**Description of the task**.
In the records below, tally the lines that contain the word "Prüfpläne" and give only that number.

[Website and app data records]
________________________
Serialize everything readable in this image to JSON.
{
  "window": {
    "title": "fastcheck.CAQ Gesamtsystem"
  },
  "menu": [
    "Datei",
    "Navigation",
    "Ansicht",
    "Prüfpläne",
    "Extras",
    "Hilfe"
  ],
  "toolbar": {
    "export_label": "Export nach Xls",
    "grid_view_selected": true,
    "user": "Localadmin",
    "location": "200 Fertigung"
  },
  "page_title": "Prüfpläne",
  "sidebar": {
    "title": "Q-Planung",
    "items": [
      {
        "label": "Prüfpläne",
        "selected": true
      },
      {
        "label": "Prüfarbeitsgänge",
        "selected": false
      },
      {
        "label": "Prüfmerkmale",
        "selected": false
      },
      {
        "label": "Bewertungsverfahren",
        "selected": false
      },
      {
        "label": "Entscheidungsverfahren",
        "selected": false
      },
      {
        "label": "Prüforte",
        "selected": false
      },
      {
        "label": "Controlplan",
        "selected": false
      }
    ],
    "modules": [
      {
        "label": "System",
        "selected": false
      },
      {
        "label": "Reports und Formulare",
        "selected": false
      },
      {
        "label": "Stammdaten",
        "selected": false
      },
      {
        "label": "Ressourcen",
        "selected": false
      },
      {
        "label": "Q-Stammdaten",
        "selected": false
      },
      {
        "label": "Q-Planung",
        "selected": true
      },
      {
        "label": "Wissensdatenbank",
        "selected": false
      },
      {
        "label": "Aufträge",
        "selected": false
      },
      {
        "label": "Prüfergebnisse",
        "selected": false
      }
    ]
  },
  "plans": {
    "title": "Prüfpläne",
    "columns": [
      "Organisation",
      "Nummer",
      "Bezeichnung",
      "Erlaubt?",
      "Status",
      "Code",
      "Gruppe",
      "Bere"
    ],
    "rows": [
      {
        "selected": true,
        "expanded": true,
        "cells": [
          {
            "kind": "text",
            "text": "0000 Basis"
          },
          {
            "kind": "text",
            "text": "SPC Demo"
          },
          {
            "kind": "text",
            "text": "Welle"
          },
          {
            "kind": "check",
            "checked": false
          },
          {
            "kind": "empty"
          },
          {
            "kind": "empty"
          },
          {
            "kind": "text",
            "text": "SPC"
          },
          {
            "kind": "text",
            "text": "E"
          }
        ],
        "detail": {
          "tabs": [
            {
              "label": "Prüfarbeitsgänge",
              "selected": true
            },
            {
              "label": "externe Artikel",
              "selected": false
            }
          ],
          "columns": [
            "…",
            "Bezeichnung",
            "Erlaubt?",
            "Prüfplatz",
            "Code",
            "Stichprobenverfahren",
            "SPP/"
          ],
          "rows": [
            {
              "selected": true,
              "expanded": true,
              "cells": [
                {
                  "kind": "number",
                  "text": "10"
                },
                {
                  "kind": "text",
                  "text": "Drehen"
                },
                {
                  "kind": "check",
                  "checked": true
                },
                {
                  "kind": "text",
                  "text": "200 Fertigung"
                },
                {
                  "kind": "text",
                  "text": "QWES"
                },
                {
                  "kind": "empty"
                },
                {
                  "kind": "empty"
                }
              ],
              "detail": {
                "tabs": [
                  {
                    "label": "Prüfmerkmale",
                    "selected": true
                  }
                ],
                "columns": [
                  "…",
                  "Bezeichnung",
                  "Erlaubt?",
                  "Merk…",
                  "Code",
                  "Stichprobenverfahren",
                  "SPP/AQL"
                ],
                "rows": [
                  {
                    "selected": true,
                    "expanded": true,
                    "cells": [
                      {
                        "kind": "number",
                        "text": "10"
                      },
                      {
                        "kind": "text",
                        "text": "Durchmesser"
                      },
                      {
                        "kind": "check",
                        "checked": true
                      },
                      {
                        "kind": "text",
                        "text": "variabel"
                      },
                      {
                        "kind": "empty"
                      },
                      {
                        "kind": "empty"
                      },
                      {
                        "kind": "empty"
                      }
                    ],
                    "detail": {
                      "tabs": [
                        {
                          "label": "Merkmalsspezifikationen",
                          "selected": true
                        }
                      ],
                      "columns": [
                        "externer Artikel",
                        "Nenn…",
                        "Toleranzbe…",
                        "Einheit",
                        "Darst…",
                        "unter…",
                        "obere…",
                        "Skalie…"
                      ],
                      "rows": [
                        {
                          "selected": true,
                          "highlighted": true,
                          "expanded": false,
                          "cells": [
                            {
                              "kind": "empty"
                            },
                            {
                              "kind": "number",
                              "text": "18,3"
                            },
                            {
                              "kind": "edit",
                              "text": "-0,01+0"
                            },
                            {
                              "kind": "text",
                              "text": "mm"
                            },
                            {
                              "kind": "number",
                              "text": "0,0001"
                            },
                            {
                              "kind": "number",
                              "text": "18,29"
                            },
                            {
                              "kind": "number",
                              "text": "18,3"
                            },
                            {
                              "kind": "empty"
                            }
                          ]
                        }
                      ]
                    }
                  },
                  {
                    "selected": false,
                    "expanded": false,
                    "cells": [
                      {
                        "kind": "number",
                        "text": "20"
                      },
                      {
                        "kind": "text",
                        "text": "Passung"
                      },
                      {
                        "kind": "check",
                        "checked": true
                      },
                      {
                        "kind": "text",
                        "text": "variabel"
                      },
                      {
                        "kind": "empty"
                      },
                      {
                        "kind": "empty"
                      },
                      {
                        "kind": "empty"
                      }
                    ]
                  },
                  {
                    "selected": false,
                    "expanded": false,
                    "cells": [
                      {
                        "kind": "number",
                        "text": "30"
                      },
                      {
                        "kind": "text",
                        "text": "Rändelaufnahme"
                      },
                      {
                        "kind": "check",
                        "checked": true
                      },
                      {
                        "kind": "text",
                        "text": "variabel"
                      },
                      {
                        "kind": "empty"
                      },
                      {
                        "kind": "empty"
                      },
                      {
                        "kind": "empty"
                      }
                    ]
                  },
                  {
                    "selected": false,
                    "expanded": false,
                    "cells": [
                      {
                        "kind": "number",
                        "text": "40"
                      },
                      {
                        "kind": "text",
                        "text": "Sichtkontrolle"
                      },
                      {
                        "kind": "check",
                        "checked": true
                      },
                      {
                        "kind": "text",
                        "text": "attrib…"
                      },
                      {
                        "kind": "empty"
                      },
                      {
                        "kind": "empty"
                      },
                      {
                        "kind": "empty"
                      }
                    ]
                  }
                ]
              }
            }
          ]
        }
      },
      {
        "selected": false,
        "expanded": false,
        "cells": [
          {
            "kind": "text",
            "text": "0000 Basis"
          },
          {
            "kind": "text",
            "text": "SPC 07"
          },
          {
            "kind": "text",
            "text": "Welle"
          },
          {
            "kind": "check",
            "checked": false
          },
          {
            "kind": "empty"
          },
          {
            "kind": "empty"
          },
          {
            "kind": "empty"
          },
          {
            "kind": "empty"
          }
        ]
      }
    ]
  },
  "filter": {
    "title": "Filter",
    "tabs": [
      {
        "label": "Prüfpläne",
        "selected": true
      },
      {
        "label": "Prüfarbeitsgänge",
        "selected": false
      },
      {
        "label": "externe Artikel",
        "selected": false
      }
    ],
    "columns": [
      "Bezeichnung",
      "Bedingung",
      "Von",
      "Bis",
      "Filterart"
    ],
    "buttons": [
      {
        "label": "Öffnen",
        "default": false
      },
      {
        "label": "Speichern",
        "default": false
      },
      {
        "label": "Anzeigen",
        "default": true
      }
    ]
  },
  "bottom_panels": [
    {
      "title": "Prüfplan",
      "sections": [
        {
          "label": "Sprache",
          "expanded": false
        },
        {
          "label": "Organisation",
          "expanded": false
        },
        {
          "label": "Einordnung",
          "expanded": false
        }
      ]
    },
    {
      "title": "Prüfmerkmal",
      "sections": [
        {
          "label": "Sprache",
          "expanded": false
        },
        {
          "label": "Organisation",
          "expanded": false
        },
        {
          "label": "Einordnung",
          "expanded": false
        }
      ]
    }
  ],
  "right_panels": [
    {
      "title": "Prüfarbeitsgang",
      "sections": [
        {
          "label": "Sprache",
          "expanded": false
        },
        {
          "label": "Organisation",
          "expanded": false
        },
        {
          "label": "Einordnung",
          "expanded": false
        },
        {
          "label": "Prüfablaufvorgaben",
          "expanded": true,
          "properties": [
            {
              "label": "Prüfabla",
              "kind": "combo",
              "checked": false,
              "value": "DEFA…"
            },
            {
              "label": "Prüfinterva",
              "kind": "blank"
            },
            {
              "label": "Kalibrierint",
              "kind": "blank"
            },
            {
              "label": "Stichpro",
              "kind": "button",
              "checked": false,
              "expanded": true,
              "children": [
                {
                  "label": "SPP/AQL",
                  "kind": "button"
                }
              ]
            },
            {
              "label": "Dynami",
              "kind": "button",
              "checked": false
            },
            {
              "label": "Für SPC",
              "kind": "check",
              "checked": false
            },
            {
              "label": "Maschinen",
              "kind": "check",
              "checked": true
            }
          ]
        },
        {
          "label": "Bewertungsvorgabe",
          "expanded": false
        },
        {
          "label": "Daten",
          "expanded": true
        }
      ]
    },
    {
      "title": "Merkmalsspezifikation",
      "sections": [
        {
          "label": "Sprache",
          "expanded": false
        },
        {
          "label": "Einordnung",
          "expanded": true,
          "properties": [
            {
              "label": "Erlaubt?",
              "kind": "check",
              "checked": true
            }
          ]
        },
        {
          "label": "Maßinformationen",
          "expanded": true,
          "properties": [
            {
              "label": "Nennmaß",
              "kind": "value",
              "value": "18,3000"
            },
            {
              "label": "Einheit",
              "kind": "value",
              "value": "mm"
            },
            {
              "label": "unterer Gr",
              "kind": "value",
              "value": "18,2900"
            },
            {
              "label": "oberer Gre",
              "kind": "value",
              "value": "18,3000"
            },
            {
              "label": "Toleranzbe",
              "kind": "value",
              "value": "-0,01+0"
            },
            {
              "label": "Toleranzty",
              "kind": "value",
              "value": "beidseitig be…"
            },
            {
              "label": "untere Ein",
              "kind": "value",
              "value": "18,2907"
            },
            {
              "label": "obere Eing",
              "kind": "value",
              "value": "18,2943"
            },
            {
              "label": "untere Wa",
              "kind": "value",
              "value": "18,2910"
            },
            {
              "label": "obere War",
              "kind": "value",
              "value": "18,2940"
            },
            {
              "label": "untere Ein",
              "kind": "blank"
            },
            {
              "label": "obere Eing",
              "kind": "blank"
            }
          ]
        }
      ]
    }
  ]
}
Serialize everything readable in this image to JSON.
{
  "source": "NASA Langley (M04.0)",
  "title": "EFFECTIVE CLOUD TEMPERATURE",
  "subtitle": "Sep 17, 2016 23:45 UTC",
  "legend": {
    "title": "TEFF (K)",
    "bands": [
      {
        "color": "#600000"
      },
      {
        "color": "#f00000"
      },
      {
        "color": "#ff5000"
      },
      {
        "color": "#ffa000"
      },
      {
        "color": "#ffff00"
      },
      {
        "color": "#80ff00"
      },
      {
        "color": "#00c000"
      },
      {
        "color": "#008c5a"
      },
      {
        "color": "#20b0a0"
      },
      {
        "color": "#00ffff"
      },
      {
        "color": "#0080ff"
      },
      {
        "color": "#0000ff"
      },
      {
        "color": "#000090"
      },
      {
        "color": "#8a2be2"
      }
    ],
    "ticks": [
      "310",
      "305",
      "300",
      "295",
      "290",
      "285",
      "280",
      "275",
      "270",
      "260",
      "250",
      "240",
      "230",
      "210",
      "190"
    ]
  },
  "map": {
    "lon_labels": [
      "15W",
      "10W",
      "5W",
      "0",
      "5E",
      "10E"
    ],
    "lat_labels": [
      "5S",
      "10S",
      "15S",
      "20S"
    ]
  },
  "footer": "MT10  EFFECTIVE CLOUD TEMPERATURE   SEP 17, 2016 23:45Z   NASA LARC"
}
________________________
**Answer area**.
5